▸ Assignment: Find the string "JSON" in the listing below and return each line it appears in.
(Source material begins)
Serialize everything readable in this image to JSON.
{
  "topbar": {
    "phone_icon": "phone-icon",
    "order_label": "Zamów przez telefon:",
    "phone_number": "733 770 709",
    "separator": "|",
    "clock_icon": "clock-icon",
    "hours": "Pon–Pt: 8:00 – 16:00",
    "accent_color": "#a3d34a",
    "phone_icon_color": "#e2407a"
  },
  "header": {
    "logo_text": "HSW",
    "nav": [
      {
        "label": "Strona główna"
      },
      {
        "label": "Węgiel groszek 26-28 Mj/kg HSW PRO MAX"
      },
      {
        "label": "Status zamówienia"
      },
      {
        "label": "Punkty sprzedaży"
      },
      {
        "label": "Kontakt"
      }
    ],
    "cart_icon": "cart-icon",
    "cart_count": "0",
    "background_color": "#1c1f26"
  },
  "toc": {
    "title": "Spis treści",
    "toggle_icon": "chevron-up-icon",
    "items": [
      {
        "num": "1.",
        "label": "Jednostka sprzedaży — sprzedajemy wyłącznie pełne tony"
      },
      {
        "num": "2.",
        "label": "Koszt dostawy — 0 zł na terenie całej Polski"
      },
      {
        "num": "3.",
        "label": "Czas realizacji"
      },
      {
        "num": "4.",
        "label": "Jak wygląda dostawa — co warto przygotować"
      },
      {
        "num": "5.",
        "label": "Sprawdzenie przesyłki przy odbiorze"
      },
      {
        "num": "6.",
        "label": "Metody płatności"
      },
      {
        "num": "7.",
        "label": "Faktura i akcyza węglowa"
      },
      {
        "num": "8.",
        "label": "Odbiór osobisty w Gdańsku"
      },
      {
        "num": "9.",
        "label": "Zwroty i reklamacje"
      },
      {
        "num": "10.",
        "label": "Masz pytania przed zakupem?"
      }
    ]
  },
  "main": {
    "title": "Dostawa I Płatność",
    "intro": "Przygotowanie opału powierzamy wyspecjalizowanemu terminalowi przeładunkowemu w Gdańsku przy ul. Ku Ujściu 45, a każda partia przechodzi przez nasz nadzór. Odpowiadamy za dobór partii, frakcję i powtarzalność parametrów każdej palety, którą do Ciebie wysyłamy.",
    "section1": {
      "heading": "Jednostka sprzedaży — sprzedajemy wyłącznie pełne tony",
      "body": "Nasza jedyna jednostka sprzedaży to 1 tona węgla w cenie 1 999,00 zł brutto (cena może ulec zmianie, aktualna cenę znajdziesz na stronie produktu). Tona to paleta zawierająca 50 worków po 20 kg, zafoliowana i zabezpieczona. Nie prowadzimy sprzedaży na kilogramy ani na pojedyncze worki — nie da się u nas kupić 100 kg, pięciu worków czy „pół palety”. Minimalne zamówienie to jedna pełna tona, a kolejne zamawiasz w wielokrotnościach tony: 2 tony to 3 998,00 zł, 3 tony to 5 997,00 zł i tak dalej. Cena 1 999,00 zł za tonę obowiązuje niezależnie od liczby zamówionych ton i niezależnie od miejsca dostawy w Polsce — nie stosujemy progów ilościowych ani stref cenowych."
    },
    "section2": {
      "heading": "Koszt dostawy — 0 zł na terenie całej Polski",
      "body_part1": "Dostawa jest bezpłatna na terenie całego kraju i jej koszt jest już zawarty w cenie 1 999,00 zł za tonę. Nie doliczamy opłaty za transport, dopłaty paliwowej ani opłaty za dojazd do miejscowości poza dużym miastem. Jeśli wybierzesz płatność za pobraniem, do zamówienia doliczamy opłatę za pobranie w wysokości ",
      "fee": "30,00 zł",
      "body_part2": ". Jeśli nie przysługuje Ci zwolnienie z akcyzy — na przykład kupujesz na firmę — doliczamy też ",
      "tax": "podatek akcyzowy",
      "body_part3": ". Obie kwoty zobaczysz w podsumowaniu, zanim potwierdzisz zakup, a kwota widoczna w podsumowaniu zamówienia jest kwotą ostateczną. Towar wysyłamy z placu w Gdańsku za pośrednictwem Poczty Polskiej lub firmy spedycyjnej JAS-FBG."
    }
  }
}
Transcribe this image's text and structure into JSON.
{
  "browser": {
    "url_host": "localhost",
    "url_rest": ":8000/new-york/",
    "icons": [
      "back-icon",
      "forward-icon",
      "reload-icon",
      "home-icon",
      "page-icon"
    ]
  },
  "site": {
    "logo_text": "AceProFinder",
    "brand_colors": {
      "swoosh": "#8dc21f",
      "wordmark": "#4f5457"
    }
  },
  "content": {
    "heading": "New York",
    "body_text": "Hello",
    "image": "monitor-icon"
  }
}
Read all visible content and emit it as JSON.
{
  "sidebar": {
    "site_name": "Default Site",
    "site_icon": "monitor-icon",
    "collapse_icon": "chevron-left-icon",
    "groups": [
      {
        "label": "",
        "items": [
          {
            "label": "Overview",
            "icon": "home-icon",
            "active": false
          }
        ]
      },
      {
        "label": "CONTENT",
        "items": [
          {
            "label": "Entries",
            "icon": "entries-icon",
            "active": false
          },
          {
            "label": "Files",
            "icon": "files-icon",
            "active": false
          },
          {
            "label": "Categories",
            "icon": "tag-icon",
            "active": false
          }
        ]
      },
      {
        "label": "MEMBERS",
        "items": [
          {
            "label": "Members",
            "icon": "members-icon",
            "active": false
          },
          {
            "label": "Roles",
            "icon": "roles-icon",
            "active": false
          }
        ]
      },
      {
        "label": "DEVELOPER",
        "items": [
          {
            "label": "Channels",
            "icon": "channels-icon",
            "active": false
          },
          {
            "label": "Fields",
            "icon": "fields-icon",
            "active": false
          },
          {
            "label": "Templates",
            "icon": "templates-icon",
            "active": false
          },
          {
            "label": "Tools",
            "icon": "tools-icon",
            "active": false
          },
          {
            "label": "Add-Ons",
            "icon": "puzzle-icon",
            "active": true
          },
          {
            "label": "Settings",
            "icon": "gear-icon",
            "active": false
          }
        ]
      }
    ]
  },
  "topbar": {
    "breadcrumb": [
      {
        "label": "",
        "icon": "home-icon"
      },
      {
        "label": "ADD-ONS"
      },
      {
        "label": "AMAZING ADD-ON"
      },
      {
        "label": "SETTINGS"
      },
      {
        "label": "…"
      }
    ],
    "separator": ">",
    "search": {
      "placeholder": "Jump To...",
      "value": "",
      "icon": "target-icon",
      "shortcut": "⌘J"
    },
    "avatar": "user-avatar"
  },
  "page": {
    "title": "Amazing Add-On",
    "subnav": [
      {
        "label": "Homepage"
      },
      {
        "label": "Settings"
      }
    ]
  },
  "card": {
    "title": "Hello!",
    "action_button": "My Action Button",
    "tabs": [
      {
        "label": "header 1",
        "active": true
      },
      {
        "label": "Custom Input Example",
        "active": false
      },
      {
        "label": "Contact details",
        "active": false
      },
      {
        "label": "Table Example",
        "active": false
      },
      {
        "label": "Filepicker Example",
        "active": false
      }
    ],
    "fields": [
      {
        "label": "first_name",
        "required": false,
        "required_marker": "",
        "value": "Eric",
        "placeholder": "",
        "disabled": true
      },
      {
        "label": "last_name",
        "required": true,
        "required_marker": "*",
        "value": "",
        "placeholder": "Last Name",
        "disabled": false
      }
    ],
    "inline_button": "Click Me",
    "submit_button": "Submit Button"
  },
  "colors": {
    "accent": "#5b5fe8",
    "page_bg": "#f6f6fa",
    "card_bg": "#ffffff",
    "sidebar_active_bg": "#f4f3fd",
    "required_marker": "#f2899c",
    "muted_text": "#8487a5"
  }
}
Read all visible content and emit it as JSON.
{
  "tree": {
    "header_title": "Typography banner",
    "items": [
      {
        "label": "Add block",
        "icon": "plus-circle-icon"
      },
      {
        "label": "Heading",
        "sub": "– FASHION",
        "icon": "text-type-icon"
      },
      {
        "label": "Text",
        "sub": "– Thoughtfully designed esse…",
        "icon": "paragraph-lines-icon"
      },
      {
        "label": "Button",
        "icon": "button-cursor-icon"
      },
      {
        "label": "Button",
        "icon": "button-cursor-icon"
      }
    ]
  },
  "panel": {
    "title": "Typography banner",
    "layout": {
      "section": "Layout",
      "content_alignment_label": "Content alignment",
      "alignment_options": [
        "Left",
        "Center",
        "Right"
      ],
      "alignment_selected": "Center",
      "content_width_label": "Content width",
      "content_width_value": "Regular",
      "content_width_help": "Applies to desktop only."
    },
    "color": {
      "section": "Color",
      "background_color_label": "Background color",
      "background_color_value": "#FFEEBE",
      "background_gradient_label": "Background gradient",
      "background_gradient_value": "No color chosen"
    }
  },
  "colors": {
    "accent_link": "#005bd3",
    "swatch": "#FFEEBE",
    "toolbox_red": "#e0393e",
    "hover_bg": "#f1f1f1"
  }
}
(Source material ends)
▸ Solution to the problem:
Serialize everything readable in this image to JSON.
Transcribe this image's text and structure into JSON.
Read all visible content and emit it as JSON.
Read all visible content and emit it as JSON.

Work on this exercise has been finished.